(Element data from apps and pages)
================================

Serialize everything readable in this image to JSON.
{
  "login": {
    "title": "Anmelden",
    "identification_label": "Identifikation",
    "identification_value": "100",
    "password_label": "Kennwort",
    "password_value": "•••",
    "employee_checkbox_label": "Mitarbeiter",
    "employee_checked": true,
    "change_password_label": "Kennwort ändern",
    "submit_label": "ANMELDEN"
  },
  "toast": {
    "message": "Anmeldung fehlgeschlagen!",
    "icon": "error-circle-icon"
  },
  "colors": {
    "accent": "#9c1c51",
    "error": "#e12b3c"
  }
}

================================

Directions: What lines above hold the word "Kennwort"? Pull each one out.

Result for this task:
    "password_label": "Kennwort",
    "change_password_label": "Kennwort ändern",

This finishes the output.